February 1, 2008

Two years into an aggressive expansion plan, Aspire Public Schools was on track in terms of school openings but behind on its goals to add a layer of management. The schools were performing well, but the nonprofit's leaders were stretched paper thin and concerned about the organization's ability to perform in the face of more growth. Determined to build an organization that could support their expansion plans, the Aspire team took swift action. Their initiatives included:Articulating criteria for "healthy growth" that they would use to assess expansion opportunities, thereby incorporating organizational sustainability into any future decisions about growth;Addressing a profound anxiety about hiring "outsiders" and delegating responsibilities to an increasingly larger team;Defining the boundaries of accountability for each of the organization's leadership positions;Clarifying decision-making authority at a broad level, and making explicit the roles and responsibilities associated with specific and potentially contentious decisions.

Association for the Advancement of Mexican Americans (AAMA): Focusing for Impact

August 1, 2006

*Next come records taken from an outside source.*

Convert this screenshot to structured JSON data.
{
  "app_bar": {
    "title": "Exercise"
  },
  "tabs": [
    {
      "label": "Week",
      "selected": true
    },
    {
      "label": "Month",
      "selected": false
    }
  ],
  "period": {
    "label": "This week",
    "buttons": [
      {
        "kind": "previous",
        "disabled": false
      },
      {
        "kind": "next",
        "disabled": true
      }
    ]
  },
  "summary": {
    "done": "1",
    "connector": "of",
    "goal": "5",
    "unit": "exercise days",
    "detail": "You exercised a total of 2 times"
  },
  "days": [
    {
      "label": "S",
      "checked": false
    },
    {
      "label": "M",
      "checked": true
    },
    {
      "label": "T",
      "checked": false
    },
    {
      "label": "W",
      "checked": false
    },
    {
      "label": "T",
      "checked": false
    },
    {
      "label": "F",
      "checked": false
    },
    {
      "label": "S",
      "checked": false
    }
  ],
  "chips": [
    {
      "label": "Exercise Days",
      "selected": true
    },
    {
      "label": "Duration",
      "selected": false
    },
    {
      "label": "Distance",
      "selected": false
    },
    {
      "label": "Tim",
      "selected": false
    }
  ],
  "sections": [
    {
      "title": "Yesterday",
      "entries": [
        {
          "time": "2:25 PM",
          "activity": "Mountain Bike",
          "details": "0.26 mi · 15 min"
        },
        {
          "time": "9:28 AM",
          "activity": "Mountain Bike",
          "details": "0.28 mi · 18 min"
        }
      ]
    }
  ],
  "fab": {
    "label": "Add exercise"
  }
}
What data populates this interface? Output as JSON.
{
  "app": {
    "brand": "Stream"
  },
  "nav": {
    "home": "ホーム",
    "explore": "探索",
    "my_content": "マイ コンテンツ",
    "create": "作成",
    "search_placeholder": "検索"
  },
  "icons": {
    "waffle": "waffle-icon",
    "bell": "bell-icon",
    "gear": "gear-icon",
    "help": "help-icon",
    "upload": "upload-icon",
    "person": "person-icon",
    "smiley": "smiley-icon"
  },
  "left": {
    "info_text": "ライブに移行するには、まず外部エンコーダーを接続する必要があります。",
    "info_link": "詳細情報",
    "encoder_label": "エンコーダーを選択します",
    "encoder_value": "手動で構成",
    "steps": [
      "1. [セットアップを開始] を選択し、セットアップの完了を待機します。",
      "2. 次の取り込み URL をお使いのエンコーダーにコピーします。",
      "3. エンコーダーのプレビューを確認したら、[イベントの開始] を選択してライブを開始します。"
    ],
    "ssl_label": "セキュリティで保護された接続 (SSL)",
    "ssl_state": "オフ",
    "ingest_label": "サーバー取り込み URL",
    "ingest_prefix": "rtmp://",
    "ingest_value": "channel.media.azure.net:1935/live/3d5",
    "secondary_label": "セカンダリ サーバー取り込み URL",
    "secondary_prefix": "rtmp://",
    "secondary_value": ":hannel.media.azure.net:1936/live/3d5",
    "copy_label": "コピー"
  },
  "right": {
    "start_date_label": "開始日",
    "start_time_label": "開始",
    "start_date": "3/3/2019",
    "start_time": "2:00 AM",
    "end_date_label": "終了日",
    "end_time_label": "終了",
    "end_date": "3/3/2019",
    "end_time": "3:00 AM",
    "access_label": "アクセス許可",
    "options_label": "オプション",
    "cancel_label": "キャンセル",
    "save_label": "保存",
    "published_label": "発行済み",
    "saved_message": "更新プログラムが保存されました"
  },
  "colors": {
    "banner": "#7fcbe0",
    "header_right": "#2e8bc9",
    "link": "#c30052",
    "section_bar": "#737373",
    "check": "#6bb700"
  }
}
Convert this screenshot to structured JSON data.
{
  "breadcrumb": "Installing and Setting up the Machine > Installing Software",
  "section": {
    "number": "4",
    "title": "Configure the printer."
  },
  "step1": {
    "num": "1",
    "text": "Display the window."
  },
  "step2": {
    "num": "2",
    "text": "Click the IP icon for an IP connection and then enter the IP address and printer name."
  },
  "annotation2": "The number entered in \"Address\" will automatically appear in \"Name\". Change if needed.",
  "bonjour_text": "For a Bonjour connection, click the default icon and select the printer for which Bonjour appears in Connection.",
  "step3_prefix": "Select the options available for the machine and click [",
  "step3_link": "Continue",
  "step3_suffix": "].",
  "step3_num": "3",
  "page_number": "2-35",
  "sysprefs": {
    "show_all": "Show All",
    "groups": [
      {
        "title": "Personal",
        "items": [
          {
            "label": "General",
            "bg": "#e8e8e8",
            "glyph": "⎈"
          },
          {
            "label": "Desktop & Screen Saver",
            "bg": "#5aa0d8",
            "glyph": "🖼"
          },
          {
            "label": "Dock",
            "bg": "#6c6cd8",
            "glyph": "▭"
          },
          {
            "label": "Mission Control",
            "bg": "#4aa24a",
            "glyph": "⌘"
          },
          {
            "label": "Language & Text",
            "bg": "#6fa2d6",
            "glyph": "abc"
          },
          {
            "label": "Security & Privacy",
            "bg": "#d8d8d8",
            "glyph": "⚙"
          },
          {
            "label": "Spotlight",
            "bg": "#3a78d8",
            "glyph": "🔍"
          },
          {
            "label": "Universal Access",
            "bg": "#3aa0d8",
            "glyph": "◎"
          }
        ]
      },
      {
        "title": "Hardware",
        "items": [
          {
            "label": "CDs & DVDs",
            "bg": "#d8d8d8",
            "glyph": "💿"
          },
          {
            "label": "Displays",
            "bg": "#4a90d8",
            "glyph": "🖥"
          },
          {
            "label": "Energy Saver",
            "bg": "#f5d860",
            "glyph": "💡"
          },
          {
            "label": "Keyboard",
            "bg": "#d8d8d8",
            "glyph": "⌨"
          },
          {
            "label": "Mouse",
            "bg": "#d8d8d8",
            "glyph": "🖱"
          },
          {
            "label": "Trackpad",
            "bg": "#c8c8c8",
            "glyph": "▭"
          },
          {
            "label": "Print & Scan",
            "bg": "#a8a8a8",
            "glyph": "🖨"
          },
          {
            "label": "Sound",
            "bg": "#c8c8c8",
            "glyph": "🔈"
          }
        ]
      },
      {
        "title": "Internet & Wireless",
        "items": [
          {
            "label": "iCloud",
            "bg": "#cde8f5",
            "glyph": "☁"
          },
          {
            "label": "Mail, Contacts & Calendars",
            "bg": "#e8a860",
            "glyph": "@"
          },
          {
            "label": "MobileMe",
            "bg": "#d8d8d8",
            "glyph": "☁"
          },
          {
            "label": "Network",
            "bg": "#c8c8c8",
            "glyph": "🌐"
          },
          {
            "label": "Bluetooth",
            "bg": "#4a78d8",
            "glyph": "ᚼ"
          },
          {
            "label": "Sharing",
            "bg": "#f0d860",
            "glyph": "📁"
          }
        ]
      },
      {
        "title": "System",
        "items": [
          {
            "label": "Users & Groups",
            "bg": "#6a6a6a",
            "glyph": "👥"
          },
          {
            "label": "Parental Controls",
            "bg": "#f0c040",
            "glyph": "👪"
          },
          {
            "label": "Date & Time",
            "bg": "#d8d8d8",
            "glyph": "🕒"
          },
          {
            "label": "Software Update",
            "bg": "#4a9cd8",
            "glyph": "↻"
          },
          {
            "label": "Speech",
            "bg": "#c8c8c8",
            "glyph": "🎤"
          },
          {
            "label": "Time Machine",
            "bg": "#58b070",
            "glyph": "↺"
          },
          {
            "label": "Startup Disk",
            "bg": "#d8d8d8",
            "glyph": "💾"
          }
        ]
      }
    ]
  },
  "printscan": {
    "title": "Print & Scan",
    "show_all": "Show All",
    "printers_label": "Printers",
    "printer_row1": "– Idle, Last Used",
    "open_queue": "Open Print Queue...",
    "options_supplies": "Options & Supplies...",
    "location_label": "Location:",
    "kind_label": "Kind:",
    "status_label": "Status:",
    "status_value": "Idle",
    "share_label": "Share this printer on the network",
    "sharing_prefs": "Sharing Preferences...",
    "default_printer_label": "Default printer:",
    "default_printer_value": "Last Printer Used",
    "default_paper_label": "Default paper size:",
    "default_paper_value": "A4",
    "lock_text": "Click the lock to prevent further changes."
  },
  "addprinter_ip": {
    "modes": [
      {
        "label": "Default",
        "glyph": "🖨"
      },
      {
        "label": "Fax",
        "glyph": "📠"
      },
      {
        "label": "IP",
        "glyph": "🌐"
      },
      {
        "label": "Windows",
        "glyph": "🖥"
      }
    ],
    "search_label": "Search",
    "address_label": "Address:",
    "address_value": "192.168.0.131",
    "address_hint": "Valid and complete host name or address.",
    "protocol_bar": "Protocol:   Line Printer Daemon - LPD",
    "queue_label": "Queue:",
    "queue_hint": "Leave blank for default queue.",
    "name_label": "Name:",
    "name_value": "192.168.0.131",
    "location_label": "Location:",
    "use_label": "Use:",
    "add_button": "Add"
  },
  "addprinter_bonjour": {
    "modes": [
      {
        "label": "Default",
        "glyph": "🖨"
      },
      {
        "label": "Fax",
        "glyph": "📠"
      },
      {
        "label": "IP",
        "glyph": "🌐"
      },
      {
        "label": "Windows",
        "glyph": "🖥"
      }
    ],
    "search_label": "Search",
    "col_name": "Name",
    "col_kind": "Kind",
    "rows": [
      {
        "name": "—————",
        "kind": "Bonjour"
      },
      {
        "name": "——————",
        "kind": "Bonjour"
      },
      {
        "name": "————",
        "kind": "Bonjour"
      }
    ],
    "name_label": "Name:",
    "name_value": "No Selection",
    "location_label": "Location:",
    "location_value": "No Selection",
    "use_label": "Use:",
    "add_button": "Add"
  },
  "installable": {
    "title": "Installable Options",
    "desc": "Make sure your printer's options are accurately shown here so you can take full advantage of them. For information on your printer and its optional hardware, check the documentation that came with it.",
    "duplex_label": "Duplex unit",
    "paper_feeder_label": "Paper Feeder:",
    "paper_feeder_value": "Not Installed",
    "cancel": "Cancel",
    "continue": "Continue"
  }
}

In 2005 the Association for the Advancement of Mexican Americans (AAMA) was providing services to more than 30,000 individuals annually through nearly 30 different programs. Its extensive program portfolio served clients of all ages and of many ethnic and racial groups in five Texas cities. All signs were pointing to growth: AAMA's services were in increasing demand given the soaring Latino population; AAMA's leadership was eager for the organization to magnify its impact; multiple funding partners were interested in investing in AAMA's expansion.While the growth imperative was unambiguous, the specific path was not. Should AAMA's leadership expand all of the organization's programs, or concentrate on a few? To chart a course, they got crystal clear about the people they most wanted to serve (first and foremost at-risk Mexican American youth in Texas) and the benefits they wanted to help create for these individuals (e.g., increased college graduation rates, improved job preparedness, decreased substance abuse). Reviewing AAMA's programs, they saw that some were better aligned with these priorities than others. Acting on this information, they concluded that AAMA could do the most good by focusing its energies on enhancing and growing the tightly-aligned programs.